Massive council strikes on the horizon
COUNCIL staff have voted in favour of staging what could be the UK s biggest industrial action since the General Strike of 1926. Following a new ballot of unions representing cooks, refuse collectors, home helps and others, March 28 will see up to 1.5 mil
COUNCIL staff have voted in favour of staging what could be the UK's biggest industrial action since the General Strike of 1926.
Following a new ballot of unions representing cooks, refuse collectors, home helps and others, March 28 will see up to 1.5 million staff walk out in protest at pension changes.
Unions are angry at Government plans to scrap a rule that allows some to retire on a full pension at 60.
Councils say that costs mean this must rise to 65 for all employees.

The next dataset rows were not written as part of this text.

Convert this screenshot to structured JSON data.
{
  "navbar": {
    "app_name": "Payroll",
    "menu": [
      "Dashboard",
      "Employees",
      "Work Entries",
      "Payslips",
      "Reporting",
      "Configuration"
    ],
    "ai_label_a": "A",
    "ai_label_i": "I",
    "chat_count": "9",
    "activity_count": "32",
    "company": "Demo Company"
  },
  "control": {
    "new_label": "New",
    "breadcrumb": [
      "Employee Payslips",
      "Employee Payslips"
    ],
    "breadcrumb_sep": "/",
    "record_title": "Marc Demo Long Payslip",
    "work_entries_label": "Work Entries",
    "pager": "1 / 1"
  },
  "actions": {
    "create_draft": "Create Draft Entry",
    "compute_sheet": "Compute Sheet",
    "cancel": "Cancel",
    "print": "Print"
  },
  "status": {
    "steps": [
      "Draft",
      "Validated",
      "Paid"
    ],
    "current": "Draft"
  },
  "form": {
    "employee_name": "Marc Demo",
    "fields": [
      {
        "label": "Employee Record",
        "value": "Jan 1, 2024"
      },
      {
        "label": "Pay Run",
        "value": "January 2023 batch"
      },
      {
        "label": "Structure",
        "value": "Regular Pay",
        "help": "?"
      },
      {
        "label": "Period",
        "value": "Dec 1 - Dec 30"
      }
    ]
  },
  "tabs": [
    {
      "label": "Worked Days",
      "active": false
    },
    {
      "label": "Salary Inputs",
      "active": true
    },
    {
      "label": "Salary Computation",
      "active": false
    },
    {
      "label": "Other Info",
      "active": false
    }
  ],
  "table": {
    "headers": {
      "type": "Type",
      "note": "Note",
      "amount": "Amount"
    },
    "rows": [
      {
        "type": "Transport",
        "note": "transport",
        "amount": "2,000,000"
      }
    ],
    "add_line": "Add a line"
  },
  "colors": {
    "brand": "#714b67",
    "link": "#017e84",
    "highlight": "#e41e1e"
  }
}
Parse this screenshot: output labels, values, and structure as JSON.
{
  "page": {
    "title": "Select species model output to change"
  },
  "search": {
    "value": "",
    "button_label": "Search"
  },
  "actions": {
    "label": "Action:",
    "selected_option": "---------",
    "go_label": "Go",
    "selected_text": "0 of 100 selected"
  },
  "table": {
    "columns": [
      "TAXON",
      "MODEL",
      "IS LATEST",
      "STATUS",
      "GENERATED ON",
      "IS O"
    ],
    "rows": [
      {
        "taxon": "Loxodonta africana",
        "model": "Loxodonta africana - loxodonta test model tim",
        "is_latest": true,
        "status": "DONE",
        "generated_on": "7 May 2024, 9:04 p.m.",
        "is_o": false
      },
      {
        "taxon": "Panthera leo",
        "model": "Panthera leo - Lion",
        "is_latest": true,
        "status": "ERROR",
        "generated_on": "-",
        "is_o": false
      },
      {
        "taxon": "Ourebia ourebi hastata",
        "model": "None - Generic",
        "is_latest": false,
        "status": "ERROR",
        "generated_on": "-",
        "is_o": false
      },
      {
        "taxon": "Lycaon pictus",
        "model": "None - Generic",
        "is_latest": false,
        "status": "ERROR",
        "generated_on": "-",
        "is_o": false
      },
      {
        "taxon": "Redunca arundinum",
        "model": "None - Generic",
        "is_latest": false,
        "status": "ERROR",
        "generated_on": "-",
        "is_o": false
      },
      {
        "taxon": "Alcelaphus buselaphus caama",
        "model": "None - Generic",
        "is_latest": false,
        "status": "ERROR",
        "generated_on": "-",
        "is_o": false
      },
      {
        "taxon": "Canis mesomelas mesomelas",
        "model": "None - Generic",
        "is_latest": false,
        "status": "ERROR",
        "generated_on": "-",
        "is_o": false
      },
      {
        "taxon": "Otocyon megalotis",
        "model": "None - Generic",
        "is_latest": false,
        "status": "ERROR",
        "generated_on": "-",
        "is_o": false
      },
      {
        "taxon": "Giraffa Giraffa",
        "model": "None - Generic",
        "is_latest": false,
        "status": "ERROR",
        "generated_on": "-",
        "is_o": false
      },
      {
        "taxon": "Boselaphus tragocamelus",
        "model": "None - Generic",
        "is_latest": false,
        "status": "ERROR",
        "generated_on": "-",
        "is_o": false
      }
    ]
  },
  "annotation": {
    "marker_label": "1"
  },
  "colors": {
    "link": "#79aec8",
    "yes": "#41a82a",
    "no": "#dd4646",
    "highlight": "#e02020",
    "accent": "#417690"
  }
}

You may also want to watch:
A total of 28 per cent of members across eight trade unions, including Unison, the TGWU and the GMB, took part in the ballot and around four fifths voted in favour of strike action.
Union leaders also warned there could be further strikes and other industrial action in the run up to the local council elections in May.
- 1 Taser video: Officer's actions which left man with injuries 'deemed appropriate'
- 2 A505 driver escapes without serious injury after head-on crash
- 3 Council criticised for 'shoddy' underpass paint job
- 4 Arrest made and 350 cannabis plants seized after raid in Letchworth
- 5 'Important milestone' reached in building of John Barker Place
- 6 Glimpses of the past: Exploring Hitchin from 1910 - 1950
- 7 History buffs celebrate town's historic buildings
- 8 Stevenage's annual fireworks display returns on Bonfire Night - November 5
- 9 Walk-in and booster vaccine slots available this week
- 10 Where in Hertfordshire are the most incidents of weapon possession?
Many civilian police support staff will also be affected.
Dave Prentis, general secretary of Unison, said the Government had "destroyed the retirement plans of tens of thousands of public sector workers".
He added: "Our members do not take strike action lightly but there is a burning resentment among people who have paid into pensions week in, week out and find they are being treated differently to other public sector workers."
Brian Strutton, national officer of the GMB, agreed, saying: "This is an outrage and the employers need to listen carefully."
But Sir Sandy Bruce-Lockhart, chairman of the Local Government Association, said: "It is deeply disappointing that even before any decisions have been made, the unions have chosen to go down the route of industrial action.